*TASK TO CARRY OUT*. Within the records, determine how many lines contain the word "不是上节目好妈妈吗". Your reply must consist of that number only.
PROVIDED INFORMATION START
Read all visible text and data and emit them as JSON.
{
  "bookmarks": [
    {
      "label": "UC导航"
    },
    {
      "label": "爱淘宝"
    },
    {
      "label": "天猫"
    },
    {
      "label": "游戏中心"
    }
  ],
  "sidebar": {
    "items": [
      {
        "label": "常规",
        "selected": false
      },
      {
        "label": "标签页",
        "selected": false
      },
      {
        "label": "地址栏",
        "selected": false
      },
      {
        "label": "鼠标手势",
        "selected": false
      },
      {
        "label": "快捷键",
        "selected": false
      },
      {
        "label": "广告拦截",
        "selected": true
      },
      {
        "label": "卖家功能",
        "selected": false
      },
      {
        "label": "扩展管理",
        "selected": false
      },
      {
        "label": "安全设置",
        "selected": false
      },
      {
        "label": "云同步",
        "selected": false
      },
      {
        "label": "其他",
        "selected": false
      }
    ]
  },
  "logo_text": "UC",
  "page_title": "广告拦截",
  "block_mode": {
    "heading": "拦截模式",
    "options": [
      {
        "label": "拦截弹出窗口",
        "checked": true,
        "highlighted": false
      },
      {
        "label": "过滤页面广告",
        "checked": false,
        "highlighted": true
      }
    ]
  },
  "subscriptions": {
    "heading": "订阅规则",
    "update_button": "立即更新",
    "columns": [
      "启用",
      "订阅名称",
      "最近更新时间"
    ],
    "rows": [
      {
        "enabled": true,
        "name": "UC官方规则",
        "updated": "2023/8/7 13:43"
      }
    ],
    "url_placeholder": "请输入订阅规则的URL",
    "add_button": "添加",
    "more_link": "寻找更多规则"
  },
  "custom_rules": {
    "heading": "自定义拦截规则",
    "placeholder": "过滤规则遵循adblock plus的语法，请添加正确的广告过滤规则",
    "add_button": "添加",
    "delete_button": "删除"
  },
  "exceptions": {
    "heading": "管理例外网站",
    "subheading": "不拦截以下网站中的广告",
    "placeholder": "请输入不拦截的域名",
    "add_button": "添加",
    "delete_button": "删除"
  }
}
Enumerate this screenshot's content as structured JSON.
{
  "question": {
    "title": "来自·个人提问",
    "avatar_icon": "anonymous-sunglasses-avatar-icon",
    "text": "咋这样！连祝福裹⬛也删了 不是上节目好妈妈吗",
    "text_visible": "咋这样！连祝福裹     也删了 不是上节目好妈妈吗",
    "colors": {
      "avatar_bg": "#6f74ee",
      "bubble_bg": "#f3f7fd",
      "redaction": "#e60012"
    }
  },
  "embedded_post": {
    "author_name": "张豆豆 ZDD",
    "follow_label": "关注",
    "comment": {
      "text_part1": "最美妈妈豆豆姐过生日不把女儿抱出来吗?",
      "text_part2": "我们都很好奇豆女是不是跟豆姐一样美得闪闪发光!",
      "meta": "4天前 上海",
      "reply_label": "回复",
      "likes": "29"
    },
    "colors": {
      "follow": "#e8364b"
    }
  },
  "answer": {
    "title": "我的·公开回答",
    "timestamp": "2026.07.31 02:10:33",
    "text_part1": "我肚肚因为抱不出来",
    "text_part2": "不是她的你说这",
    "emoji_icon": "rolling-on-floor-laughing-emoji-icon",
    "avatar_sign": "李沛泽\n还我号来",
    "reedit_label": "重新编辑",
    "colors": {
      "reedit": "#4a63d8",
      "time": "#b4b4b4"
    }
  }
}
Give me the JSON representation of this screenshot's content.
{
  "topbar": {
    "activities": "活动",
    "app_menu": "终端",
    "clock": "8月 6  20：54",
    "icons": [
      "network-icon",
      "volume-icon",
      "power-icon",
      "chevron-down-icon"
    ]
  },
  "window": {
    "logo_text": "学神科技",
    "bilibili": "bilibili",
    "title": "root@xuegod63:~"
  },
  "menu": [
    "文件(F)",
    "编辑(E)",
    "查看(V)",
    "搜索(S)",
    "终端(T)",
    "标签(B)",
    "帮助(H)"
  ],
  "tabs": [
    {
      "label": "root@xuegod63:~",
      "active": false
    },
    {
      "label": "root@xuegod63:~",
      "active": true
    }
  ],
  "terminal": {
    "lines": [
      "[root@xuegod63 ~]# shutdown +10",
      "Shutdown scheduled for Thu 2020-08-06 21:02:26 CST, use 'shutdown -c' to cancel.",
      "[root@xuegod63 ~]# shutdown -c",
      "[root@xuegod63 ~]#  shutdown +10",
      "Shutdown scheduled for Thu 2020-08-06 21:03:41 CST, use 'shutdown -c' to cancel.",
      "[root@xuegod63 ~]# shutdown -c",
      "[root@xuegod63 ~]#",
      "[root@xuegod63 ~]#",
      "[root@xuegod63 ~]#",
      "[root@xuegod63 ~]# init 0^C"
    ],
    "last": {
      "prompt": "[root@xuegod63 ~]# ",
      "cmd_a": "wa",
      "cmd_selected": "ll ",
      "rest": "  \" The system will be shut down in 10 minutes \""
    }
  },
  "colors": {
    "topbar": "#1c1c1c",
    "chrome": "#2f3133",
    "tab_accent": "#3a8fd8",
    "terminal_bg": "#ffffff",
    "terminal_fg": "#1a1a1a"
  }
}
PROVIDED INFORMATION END
*RESULT OF THIS EXERCISE*. 2